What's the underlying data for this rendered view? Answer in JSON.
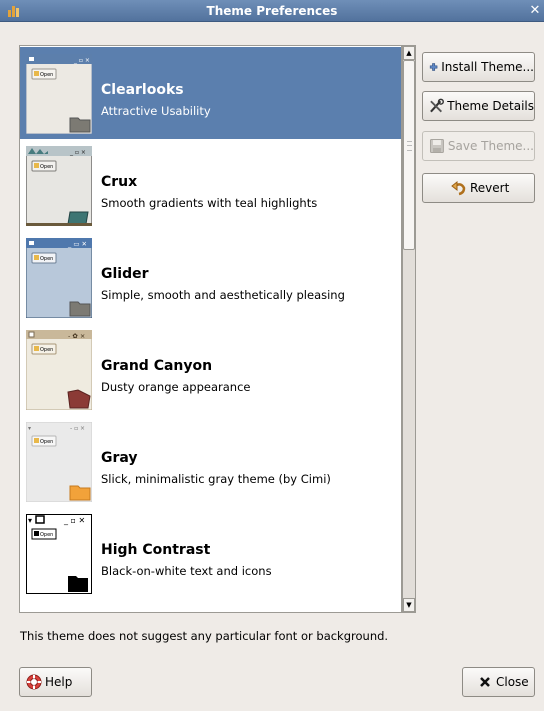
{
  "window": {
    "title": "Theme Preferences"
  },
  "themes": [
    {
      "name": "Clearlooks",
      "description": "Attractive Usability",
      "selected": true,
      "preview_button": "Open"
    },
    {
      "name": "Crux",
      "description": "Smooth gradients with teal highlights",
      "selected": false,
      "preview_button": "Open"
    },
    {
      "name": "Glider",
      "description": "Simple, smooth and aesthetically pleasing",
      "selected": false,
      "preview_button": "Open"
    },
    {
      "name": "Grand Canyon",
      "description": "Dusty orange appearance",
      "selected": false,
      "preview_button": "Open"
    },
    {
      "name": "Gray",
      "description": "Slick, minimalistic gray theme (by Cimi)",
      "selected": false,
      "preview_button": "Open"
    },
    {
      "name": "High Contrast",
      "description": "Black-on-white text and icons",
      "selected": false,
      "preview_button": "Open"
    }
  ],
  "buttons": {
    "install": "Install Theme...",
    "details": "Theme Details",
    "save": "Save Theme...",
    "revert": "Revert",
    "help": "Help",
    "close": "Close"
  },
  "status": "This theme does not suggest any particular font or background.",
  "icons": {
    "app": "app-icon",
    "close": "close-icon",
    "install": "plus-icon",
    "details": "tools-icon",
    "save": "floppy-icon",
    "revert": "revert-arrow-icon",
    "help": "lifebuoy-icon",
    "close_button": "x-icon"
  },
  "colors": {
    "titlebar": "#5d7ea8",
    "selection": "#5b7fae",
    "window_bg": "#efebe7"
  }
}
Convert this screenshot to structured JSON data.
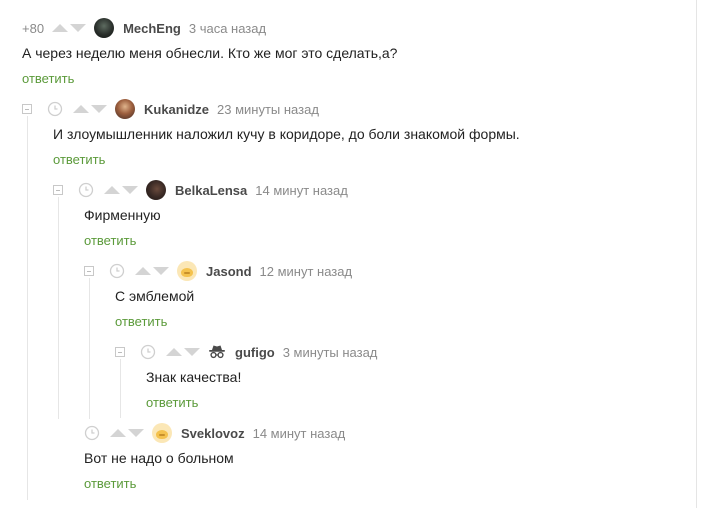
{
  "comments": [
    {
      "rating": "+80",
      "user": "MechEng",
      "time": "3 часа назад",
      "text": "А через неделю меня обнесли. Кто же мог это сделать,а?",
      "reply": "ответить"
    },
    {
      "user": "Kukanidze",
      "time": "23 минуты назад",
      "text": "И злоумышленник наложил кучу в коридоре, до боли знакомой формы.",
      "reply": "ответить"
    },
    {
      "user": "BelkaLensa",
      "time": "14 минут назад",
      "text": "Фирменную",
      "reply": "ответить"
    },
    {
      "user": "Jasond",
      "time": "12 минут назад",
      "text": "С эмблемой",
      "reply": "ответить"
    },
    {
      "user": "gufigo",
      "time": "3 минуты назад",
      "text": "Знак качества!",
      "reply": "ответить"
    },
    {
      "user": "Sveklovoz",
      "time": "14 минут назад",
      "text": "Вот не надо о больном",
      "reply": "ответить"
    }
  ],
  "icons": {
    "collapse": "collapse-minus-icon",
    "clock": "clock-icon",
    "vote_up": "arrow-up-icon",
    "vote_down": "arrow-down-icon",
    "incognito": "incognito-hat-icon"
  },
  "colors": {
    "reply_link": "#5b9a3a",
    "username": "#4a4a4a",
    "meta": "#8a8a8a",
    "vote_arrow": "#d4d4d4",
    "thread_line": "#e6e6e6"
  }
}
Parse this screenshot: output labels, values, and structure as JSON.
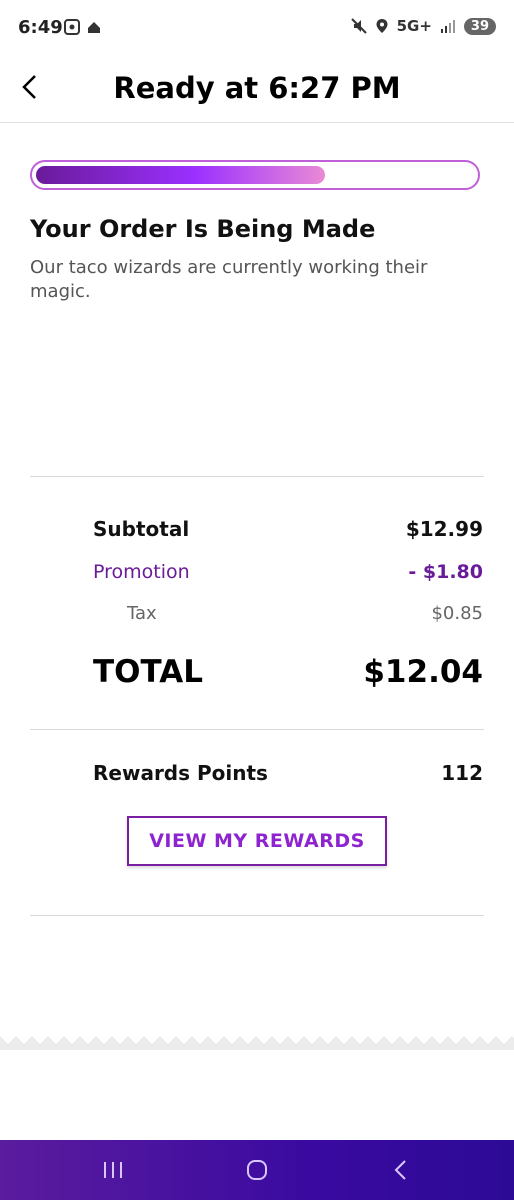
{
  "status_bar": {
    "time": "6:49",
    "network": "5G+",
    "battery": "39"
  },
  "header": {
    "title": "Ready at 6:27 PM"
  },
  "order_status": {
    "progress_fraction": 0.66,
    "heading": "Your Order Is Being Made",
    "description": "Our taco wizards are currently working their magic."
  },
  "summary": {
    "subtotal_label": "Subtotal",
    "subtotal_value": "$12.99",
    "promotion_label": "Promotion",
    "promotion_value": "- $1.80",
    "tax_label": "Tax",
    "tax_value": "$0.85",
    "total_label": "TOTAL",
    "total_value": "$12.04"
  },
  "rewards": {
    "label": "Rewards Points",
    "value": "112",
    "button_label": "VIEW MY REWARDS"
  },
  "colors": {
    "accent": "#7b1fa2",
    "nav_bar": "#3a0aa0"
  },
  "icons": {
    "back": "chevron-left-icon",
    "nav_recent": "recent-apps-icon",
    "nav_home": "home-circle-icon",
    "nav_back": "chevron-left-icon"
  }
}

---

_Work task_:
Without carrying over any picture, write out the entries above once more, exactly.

_Task response_:
What's the underlying data for this rendered view? Answer in JSON.
{
  "window": {
    "title": "Theme Preferences"
  },
  "themes": [
    {
      "name": "Clearlooks",
      "description": "Attractive Usability",
      "selected": true,
      "preview_button": "Open"
    },
    {
      "name": "Crux",
      "description": "Smooth gradients with teal highlights",
      "selected": false,
      "preview_button": "Open"
    },
    {
      "name": "Glider",
      "description": "Simple, smooth and aesthetically pleasing",
      "selected": false,
      "preview_button": "Open"
    },
    {
      "name": "Grand Canyon",
      "description": "Dusty orange appearance",
      "selected": false,
      "preview_button": "Open"
    },
    {
      "name": "Gray",
      "description": "Slick, minimalistic gray theme (by Cimi)",
      "selected": false,
      "preview_button": "Open"
    },
    {
      "name": "High Contrast",
      "description": "Black-on-white text and icons",
      "selected": false,
      "preview_button": "Open"
    }
  ],
  "buttons": {
    "install": "Install Theme...",
    "details": "Theme Details",
    "save": "Save Theme...",
    "revert": "Revert",
    "help": "Help",
    "close": "Close"
  },
  "status": "This theme does not suggest any particular font or background.",
  "icons": {
    "app": "app-icon",
    "close": "close-icon",
    "install": "plus-icon",
    "details": "tools-icon",
    "save": "floppy-icon",
    "revert": "revert-arrow-icon",
    "help": "lifebuoy-icon",
    "close_button": "x-icon"
  },
  "colors": {
    "titlebar": "#5d7ea8",
    "selection": "#5b7fae",
    "window_bg": "#efebe7"
  }
}
Convert this screenshot to structured JSON data.
{
  "comments": [
    {
      "rating": "+80",
      "user": "MechEng",
      "time": "3 часа назад",
      "text": "А через неделю меня обнесли. Кто же мог это сделать,а?",
      "reply": "ответить"
    },
    {
      "user": "Kukanidze",
      "time": "23 минуты назад",
      "text": "И злоумышленник наложил кучу в коридоре, до боли знакомой формы.",
      "reply": "ответить"
    },
    {
      "user": "BelkaLensa",
      "time": "14 минут назад",
      "text": "Фирменную",
      "reply": "ответить"
    },
    {
      "user": "Jasond",
      "time": "12 минут назад",
      "text": "С эмблемой",
      "reply": "ответить"
    },
    {
      "user": "gufigo",
      "time": "3 минуты назад",
      "text": "Знак качества!",
      "reply": "ответить"
    },
    {
      "user": "Sveklovoz",
      "time": "14 минут назад",
      "text": "Вот не надо о больном",
      "reply": "ответить"
    }
  ],
  "icons": {
    "collapse": "collapse-minus-icon",
    "clock": "clock-icon",
    "vote_up": "arrow-up-icon",
    "vote_down": "arrow-down-icon",
    "incognito": "incognito-hat-icon"
  },
  "colors": {
    "reply_link": "#5b9a3a",
    "username": "#4a4a4a",
    "meta": "#8a8a8a",
    "vote_arrow": "#d4d4d4",
    "thread_line": "#e6e6e6"
  }
}
Parse this screenshot: output labels, values, and structure as JSON.
{
  "status_bar": {
    "time": "6:49",
    "network": "5G+",
    "battery": "39"
  },
  "header": {
    "title": "Ready at 6:27 PM"
  },
  "order_status": {
    "progress_fraction": 0.66,
    "heading": "Your Order Is Being Made",
    "description": "Our taco wizards are currently working their magic."
  },
  "summary": {
    "subtotal_label": "Subtotal",
    "subtotal_value": "$12.99",
    "promotion_label": "Promotion",
    "promotion_value": "- $1.80",
    "tax_label": "Tax",
    "tax_value": "$0.85",
    "total_label": "TOTAL",
    "total_value": "$12.04"
  },
  "rewards": {
    "label": "Rewards Points",
    "value": "112",
    "button_label": "VIEW MY REWARDS"
  },
  "colors": {
    "accent": "#7b1fa2",
    "nav_bar": "#3a0aa0"
  },
  "icons": {
    "back": "chevron-left-icon",
    "nav_recent": "recent-apps-icon",
    "nav_home": "home-circle-icon",
    "nav_back": "chevron-left-icon"
  }
}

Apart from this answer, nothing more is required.